## [Exercise]
The data follows. Retype every entry exactly.

## [Data]
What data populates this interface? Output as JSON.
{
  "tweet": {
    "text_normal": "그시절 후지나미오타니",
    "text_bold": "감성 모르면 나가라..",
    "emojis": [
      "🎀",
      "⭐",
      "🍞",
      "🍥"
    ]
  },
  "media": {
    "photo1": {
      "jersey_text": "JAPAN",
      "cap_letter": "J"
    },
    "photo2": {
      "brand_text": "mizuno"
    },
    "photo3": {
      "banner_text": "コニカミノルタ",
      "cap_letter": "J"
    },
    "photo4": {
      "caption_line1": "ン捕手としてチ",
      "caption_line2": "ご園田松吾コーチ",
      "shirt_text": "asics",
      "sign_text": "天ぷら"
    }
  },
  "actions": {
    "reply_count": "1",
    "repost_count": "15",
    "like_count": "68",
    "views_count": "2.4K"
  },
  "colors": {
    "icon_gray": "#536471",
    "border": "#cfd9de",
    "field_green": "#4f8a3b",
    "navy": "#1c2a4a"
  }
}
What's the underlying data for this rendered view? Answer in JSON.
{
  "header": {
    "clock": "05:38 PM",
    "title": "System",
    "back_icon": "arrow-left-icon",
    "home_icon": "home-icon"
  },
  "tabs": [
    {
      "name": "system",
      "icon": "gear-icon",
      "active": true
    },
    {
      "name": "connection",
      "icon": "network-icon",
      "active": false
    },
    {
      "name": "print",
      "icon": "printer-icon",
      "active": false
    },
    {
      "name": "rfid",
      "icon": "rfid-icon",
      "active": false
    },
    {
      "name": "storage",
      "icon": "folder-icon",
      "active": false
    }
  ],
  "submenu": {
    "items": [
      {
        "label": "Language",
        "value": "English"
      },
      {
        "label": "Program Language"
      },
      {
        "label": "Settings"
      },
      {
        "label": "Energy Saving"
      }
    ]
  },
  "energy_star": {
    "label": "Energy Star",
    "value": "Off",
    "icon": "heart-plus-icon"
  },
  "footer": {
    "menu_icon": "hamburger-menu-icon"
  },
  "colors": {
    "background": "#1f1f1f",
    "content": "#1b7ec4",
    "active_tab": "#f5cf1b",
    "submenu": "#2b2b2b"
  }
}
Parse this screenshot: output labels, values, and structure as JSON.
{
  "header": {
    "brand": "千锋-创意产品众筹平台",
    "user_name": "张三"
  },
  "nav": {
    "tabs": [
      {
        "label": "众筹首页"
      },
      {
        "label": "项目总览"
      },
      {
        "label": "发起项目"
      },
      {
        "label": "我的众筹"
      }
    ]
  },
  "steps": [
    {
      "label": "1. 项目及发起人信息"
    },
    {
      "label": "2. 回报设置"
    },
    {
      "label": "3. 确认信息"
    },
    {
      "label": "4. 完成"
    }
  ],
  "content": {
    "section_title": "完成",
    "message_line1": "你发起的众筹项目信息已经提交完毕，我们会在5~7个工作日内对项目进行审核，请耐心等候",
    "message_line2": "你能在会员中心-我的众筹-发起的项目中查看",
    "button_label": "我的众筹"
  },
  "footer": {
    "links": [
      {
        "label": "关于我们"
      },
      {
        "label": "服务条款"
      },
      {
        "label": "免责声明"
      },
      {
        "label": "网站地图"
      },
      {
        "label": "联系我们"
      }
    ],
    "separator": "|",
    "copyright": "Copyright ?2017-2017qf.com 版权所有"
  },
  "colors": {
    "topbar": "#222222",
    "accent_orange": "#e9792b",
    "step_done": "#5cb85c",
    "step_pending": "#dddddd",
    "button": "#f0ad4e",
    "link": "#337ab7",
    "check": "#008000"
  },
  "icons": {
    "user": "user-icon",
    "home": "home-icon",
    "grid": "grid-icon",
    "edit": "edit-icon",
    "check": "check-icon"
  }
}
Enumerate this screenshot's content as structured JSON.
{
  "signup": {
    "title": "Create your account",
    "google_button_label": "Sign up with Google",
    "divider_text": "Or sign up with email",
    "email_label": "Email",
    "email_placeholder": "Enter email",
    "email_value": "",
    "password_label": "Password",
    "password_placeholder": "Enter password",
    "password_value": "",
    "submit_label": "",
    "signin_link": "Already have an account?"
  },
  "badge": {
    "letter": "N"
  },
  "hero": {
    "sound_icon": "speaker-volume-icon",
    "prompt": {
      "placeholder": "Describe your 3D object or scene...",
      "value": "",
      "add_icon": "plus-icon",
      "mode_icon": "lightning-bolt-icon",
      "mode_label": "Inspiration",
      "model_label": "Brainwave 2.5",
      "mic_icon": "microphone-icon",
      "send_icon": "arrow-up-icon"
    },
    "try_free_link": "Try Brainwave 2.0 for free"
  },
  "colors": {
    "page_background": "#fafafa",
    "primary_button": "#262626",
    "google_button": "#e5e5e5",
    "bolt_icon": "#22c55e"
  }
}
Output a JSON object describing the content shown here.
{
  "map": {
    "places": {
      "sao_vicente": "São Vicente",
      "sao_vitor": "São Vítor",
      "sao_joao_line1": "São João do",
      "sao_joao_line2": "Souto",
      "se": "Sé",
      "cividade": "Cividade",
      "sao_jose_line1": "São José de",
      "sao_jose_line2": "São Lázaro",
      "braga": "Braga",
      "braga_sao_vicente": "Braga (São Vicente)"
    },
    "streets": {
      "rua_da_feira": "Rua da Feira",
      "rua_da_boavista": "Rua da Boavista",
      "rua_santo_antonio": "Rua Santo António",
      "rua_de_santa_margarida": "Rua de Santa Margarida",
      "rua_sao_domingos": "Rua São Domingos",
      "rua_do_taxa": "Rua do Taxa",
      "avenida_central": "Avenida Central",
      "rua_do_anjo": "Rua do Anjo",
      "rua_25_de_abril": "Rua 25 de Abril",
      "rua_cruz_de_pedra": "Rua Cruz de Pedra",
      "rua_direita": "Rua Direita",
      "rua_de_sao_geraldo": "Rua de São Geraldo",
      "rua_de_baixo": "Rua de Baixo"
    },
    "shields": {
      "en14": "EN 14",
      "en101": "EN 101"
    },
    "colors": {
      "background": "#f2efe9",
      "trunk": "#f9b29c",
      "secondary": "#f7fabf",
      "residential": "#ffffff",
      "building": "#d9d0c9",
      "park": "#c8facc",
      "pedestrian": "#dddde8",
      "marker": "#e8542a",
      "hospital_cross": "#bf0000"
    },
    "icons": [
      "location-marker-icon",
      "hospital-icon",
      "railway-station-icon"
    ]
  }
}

## [Solution]
What data populates this interface? Output as JSON.
{
  "tweet": {
    "text_normal": "그시절 후지나미오타니",
    "text_bold": "감성 모르면 나가라..",
    "emojis": [
      "🎀",
      "⭐",
      "🍞",
      "🍥"
    ]
  },
  "media": {
    "photo1": {
      "jersey_text": "JAPAN",
      "cap_letter": "J"
    },
    "photo2": {
      "brand_text": "mizuno"
    },
    "photo3": {
      "banner_text": "コニカミノルタ",
      "cap_letter": "J"
    },
    "photo4": {
      "caption_line1": "ン捕手としてチ",
      "caption_line2": "ご園田松吾コーチ",
      "shirt_text": "asics",
      "sign_text": "天ぷら"
    }
  },
  "actions": {
    "reply_count": "1",
    "repost_count": "15",
    "like_count": "68",
    "views_count": "2.4K"
  },
  "colors": {
    "icon_gray": "#536471",
    "border": "#cfd9de",
    "field_green": "#4f8a3b",
    "navy": "#1c2a4a"
  }
}
What's the underlying data for this rendered view? Answer in JSON.
{
  "header": {
    "clock": "05:38 PM",
    "title": "System",
    "back_icon": "arrow-left-icon",
    "home_icon": "home-icon"
  },
  "tabs": [
    {
      "name": "system",
      "icon": "gear-icon",
      "active": true
    },
    {
      "name": "connection",
      "icon": "network-icon",
      "active": false
    },
    {
      "name": "print",
      "icon": "printer-icon",
      "active": false
    },
    {
      "name": "rfid",
      "icon": "rfid-icon",
      "active": false
    },
    {
      "name": "storage",
      "icon": "folder-icon",
      "active": false
    }
  ],
  "submenu": {
    "items": [
      {
        "label": "Language",
        "value": "English"
      },
      {
        "label": "Program Language"
      },
      {
        "label": "Settings"
      },
      {
        "label": "Energy Saving"
      }
    ]
  },
  "energy_star": {
    "label": "Energy Star",
    "value": "Off",
    "icon": "heart-plus-icon"
  },
  "footer": {
    "menu_icon": "hamburger-menu-icon"
  },
  "colors": {
    "background": "#1f1f1f",
    "content": "#1b7ec4",
    "active_tab": "#f5cf1b",
    "submenu": "#2b2b2b"
  }
}
Parse this screenshot: output labels, values, and structure as JSON.
{
  "header": {
    "brand": "千锋-创意产品众筹平台",
    "user_name": "张三"
  },
  "nav": {
    "tabs": [
      {
        "label": "众筹首页"
      },
      {
        "label": "项目总览"
      },
      {
        "label": "发起项目"
      },
      {
        "label": "我的众筹"
      }
    ]
  },
  "steps": [
    {
      "label": "1. 项目及发起人信息"
    },
    {
      "label": "2. 回报设置"
    },
    {
      "label": "3. 确认信息"
    },
    {
      "label": "4. 完成"
    }
  ],
  "content": {
    "section_title": "完成",
    "message_line1": "你发起的众筹项目信息已经提交完毕，我们会在5~7个工作日内对项目进行审核，请耐心等候",
    "message_line2": "你能在会员中心-我的众筹-发起的项目中查看",
    "button_label": "我的众筹"
  },
  "footer": {
    "links": [
      {
        "label": "关于我们"
      },
      {
        "label": "服务条款"
      },
      {
        "label": "免责声明"
      },
      {
        "label": "网站地图"
      },
      {
        "label": "联系我们"
      }
    ],
    "separator": "|",
    "copyright": "Copyright ?2017-2017qf.com 版权所有"
  },
  "colors": {
    "topbar": "#222222",
    "accent_orange": "#e9792b",
    "step_done": "#5cb85c",
    "step_pending": "#dddddd",
    "button": "#f0ad4e",
    "link": "#337ab7",
    "check": "#008000"
  },
  "icons": {
    "user": "user-icon",
    "home": "home-icon",
    "grid": "grid-icon",
    "edit": "edit-icon",
    "check": "check-icon"
  }
}
Enumerate this screenshot's content as structured JSON.
{
  "signup": {
    "title": "Create your account",
    "google_button_label": "Sign up with Google",
    "divider_text": "Or sign up with email",
    "email_label": "Email",
    "email_placeholder": "Enter email",
    "email_value": "",
    "password_label": "Password",
    "password_placeholder": "Enter password",
    "password_value": "",
    "submit_label": "",
    "signin_link": "Already have an account?"
  },
  "badge": {
    "letter": "N"
  },
  "hero": {
    "sound_icon": "speaker-volume-icon",
    "prompt": {
      "placeholder": "Describe your 3D object or scene...",
      "value": "",
      "add_icon": "plus-icon",
      "mode_icon": "lightning-bolt-icon",
      "mode_label": "Inspiration",
      "model_label": "Brainwave 2.5",
      "mic_icon": "microphone-icon",
      "send_icon": "arrow-up-icon"
    },
    "try_free_link": "Try Brainwave 2.0 for free"
  },
  "colors": {
    "page_background": "#fafafa",
    "primary_button": "#262626",
    "google_button": "#e5e5e5",
    "bolt_icon": "#22c55e"
  }
}
Output a JSON object describing the content shown here.
{
  "map": {
    "places": {
      "sao_vicente": "São Vicente",
      "sao_vitor": "São Vítor",
      "sao_joao_line1": "São João do",
      "sao_joao_line2": "Souto",
      "se": "Sé",
      "cividade": "Cividade",
      "sao_jose_line1": "São José de",
      "sao_jose_line2": "São Lázaro",
      "braga": "Braga",
      "braga_sao_vicente": "Braga (São Vicente)"
    },
    "streets": {
      "rua_da_feira": "Rua da Feira",
      "rua_da_boavista": "Rua da Boavista",
      "rua_santo_antonio": "Rua Santo António",
      "rua_de_santa_margarida": "Rua de Santa Margarida",
      "rua_sao_domingos": "Rua São Domingos",
      "rua_do_taxa": "Rua do Taxa",
      "avenida_central": "Avenida Central",
      "rua_do_anjo": "Rua do Anjo",
      "rua_25_de_abril": "Rua 25 de Abril",
      "rua_cruz_de_pedra": "Rua Cruz de Pedra",
      "rua_direita": "Rua Direita",
      "rua_de_sao_geraldo": "Rua de São Geraldo",
      "rua_de_baixo": "Rua de Baixo"
    },
    "shields": {
      "en14": "EN 14",
      "en101": "EN 101"
    },
    "colors": {
      "background": "#f2efe9",
      "trunk": "#f9b29c",
      "secondary": "#f7fabf",
      "residential": "#ffffff",
      "building": "#d9d0c9",
      "park": "#c8facc",
      "pedestrian": "#dddde8",
      "marker": "#e8542a",
      "hospital_cross": "#bf0000"
    },
    "icons": [
      "location-marker-icon",
      "hospital-icon",
      "railway-station-icon"
    ]
  }
}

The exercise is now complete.